Meyers said the UC Davis center will be a catalyst for developing more research expertise in behavioral health, as well as better techniques and training to address wellness, recovery and resilience to mental illness. The university plans to partner in its research efforts with other health organizations and government-related institutions, including counties throughout Northern California.

The new center’s leadership team, which includes Cameron Carter, a UC Davis professor of psychiatry and behavioral sciences specializing in the early diagnosis and treatment of schizophrenia and other cognitive mental disorders, will also study community programs, alternatives to hospitalization, shared services with jails, hospitals and courts, and identify new approaches to reducing mental-health stigmas.

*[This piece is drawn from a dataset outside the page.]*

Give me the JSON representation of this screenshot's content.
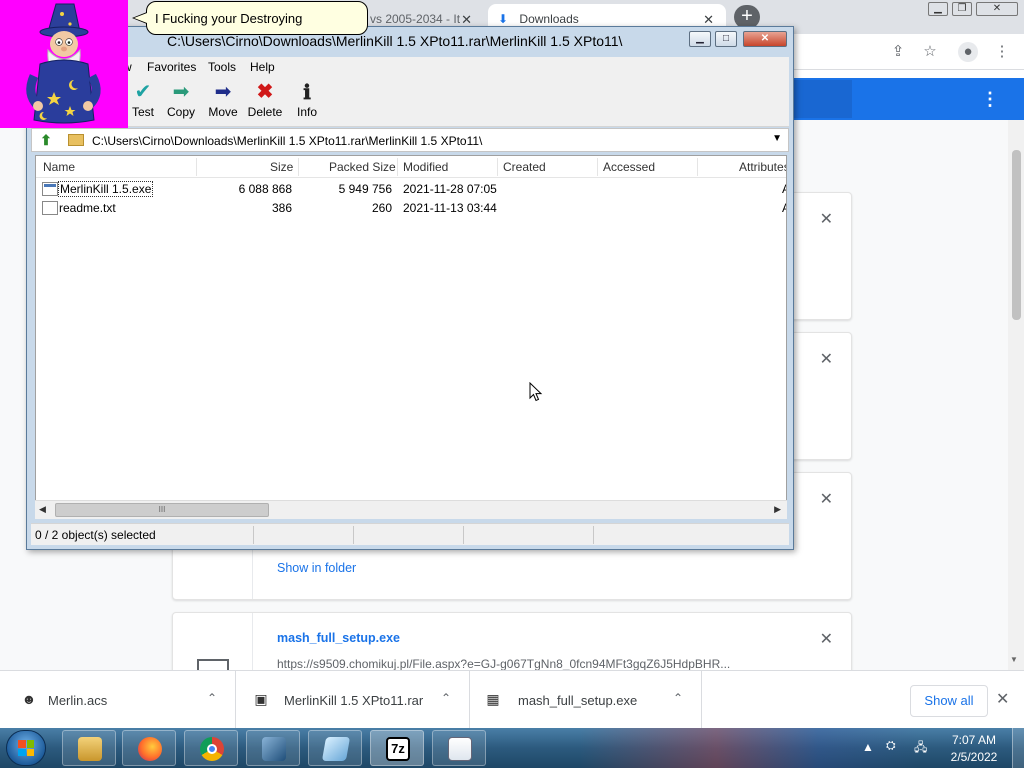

“The center of excellence in behavioral health is one product of the work we started many years ago with Proposition 63 and the state’s Mental Health Services Act,” said Steinberg, a longtime leader on mental-health issues. “Like the UC Davis’ MIND Institute, which has earned international recognition for its work in autism, the Behavioral Health Center of Excellence at UC Davis can bring together in one place the academic skills, talent and experience that we need to address some of the most challenging problems that many California families are facing.”

UC Davis Health System is improving lives and transforming health care by providing excellent patient care, conducting groundbreaking research, fostering innovative, interprofessional education, and creating dynamic, productive partnerships with the community. The academic health system includes one of the country's best medical schools, a 619-bed acute-care teaching hospital, a 1000-member physician's practice group and the new Betty Irene Moore School of Nursing. It is home to a National Cancer Institute-designated comprehensive cancer center, an international neurodevelopmental institute, a stem cell institute and a comprehensive children's hospital. Other nationally prominent centers focus on advancing telemedicine, improving vascular care, eliminating health disparities and translating research findings into new treatments for patients. Together, they make UC Davis a hub of innovation that is transforming health for all. For more information, visit healthsystem.ucdavis.edu.